Run quietly, only printing error messages.

--verbose level

Set the diagnostics verbosity to level between 0 and 6.

--stdout-format format

Representation format to use for printing to stdout.

--jobs|-j num

Number of jobs to perform in parallel.


Don't print informational messages about the outcome of performing a command or some of its parts.

--structured-result fmt

Write the result of performing a command in a structured form.


Display progress indicators for long-lasting operations, such as network transfers, building, etc.


Suppress progress indicators for long-lasting operations, such as network transfers, building, etc.


Use color in diagnostics.


Don't use color in diagnostics.

--build path

The build program to be used to build packages.

--build-option opt

Additional option to be passed to the build program.

--fetch path

The fetch program to be used to download resources.

--fetch-option opt

Additional option to be passed to the fetch program.

--fetch-timeout sec

The fetch and fetch-like (for example, git) program timeout.

--pkg-proxy url

HTTP proxy server to use when fetching package manifests and archives from remote pkg repositories.

--git path

The git program to be used to fetch git repositories.

--git-option opt

Additional common option to be passed to the git program.

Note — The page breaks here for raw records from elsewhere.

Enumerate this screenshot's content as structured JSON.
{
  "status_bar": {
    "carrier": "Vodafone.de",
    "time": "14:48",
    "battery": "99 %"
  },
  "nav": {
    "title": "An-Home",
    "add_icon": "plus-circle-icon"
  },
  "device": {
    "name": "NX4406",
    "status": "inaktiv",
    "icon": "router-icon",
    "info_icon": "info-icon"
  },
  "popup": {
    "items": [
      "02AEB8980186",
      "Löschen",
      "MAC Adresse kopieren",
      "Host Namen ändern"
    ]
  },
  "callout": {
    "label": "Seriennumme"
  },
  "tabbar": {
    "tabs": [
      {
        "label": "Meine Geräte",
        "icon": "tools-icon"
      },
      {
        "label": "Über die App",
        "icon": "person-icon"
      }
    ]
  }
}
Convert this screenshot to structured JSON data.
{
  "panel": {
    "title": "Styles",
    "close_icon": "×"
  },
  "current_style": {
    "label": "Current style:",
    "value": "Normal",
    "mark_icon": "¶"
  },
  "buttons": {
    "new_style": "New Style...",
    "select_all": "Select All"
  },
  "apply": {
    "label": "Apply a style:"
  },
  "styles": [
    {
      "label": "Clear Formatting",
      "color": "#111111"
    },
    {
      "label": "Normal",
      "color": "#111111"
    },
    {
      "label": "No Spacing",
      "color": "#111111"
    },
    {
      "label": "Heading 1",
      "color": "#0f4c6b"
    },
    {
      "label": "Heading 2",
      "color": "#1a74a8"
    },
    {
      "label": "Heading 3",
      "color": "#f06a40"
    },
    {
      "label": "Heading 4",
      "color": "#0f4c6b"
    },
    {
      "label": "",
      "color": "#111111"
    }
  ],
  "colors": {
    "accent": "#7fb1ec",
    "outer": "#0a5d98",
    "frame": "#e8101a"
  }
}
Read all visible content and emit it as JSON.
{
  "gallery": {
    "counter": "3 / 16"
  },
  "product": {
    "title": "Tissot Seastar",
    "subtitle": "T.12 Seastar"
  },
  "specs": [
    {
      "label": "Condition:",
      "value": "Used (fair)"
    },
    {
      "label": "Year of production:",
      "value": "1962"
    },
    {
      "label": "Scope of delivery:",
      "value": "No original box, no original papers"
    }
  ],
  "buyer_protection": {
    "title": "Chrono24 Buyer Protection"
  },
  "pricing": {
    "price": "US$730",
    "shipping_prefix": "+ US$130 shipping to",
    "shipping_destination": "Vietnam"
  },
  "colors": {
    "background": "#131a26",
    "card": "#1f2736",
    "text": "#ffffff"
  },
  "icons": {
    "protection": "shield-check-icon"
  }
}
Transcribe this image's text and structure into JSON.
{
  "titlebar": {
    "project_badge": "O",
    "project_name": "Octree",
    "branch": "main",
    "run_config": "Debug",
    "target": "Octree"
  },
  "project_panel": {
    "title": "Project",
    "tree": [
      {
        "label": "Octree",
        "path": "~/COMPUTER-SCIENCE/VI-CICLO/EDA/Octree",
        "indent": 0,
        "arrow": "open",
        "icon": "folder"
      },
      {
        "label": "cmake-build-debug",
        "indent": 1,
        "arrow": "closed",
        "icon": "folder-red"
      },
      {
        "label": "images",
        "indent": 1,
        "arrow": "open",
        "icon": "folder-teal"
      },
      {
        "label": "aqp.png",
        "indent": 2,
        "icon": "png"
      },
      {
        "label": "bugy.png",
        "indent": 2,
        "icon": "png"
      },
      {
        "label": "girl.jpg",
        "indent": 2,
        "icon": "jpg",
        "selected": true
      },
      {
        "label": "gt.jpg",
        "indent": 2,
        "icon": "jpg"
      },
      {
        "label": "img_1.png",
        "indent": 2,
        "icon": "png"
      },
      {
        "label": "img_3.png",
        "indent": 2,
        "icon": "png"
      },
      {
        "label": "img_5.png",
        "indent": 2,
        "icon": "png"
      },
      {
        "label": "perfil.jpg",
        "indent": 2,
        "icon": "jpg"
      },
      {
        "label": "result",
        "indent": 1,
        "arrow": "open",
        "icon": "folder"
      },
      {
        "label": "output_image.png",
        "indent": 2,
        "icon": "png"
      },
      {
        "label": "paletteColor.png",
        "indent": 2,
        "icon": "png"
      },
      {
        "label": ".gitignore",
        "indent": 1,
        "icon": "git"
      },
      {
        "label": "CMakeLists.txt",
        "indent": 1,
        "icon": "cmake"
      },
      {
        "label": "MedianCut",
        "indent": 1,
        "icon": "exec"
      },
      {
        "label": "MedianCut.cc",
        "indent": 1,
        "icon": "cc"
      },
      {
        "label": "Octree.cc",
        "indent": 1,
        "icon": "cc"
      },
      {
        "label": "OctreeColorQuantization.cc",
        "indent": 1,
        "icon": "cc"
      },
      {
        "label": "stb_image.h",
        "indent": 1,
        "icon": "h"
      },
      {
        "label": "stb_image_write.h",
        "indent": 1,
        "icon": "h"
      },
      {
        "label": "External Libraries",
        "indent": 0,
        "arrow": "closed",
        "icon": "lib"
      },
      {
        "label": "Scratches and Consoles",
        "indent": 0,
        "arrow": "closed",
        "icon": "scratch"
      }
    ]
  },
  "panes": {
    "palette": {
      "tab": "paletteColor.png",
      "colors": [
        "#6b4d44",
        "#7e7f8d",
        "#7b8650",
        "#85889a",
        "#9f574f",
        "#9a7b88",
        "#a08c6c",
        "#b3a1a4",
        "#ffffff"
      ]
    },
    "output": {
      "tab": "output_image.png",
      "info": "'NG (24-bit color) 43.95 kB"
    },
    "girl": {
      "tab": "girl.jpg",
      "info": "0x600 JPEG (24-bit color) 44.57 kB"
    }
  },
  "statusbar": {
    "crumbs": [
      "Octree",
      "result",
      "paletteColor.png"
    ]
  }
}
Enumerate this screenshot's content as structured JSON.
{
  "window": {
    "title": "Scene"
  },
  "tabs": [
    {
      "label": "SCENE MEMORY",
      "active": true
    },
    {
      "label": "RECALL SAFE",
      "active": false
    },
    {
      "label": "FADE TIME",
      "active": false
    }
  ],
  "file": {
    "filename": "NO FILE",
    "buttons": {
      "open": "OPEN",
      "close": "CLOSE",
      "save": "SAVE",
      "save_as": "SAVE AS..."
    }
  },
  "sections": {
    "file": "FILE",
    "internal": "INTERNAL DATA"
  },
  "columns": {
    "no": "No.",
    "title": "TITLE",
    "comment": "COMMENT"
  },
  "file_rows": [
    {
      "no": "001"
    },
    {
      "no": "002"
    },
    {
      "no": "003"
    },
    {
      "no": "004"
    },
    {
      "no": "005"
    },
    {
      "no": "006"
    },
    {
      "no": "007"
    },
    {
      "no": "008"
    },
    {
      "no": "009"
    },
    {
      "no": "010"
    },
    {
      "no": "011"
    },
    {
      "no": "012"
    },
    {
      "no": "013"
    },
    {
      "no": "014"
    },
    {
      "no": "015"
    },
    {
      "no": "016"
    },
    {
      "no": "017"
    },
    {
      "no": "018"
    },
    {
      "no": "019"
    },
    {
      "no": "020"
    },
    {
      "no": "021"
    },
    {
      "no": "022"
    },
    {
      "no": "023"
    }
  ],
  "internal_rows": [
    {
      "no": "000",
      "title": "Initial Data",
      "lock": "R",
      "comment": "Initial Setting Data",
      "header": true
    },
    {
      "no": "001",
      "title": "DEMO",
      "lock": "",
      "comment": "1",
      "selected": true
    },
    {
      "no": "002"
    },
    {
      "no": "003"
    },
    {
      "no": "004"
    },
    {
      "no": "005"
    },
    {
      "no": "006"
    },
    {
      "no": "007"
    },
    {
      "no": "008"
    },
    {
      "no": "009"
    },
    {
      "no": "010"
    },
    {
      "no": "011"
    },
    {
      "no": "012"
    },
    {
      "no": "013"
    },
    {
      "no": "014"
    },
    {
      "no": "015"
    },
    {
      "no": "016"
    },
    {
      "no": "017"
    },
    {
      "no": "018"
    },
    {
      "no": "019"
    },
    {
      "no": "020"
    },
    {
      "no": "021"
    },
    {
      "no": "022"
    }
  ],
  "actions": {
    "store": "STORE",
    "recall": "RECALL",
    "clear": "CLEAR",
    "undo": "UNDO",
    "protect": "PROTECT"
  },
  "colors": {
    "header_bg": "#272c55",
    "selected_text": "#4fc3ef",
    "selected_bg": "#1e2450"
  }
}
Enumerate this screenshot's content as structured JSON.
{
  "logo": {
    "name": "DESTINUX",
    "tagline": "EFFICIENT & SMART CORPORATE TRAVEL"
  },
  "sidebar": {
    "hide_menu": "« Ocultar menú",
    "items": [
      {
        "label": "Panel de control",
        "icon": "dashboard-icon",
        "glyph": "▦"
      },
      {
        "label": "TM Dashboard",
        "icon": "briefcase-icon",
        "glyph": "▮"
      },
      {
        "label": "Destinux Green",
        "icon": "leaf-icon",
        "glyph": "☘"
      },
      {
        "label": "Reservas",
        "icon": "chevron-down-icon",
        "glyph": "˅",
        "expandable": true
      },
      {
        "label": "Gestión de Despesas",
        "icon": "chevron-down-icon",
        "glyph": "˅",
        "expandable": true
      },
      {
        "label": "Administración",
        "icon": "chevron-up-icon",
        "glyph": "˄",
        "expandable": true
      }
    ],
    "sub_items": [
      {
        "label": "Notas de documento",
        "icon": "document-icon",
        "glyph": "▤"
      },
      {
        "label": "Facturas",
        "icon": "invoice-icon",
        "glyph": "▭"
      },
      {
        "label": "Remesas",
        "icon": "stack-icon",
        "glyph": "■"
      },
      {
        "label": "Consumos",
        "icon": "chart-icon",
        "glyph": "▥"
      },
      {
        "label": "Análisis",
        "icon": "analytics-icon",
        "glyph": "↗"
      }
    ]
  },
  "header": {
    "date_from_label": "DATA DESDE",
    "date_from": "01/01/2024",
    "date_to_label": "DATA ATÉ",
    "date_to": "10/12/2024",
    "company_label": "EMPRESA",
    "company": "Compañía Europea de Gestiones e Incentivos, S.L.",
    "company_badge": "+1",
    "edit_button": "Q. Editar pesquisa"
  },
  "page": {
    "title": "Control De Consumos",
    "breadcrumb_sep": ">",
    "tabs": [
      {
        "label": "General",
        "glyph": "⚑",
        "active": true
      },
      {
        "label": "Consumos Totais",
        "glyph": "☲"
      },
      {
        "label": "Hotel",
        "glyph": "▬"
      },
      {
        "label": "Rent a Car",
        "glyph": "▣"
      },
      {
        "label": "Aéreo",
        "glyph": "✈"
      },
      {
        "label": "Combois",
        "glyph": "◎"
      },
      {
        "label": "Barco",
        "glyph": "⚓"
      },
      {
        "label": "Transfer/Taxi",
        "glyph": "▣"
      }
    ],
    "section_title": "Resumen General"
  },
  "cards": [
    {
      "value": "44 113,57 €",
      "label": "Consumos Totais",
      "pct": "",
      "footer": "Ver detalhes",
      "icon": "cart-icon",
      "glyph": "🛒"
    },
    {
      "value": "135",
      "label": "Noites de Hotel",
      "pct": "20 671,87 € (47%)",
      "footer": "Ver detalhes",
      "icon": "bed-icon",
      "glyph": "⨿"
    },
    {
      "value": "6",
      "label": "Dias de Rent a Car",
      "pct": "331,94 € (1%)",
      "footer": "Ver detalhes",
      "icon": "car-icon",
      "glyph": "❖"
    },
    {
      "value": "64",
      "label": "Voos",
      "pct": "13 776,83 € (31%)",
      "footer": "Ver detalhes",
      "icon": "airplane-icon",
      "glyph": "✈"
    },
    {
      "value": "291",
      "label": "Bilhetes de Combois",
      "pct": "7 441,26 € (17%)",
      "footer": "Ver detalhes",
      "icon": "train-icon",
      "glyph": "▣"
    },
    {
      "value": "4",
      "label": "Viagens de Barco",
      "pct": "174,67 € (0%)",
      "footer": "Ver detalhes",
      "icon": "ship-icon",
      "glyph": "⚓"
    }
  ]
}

--sha256 path

The sha256 program to be used to calculate SHA256 sums.

--sha256-option opt

Additional option to be passed to the sha256 program.

--tar path

The tar program to be used to extract package archives.

--tar-option opt

Additional option to be passed to the tar program.

--openssl path

The openssl program to be used for crypto operations.

--openssl-option opt

Additional option to be passed to the openssl program.

--auth type

Types of repositories to authenticate.

--trust fingerprint

Trust repository certificate with a SHA256 fingerprint.


Assume the answer to all authentication prompts is yes.


Assume the answer to all authentication prompts is no.

--git-capabilities up=pc

Protocol capabilities (pc) for a git repository URL prefix (up).

--pager path

The pager program to be used to show long text.

--pager-option opt

Additional option to be passed to the pager program.

--options-file file

Read additional options from file.

--default-options dir

The directory to load additional default options files from.


Don't load default options files.


Don't remove the bpkg's temporary directory at the end of the command execution and print its path at the verbosity level 2 or higher.

Default Options Files

See bpkg-default-options-files(1) for an overview of the default options files. For the cfg-create command the search start directory is the parent directory of the new configuration. The following options files are searched for in each directory and, if found, loaded in the order listed:


The following cfg-create command options cannot be specified in the default options files:



Send bug reports to the users@build2.org mailing list.

Referenced By

bdep-config(1), bdep-init(1), bdep-new(1), bdep-sync(1), bpkg(1), bpkg-cfg-link(1), bpkg-cfg-unlink(1), bpkg-pkg-build(1), bpkg-pkg-configure(1), bpkg-pkg-install(1).

June 2023 bpkg 0.16.0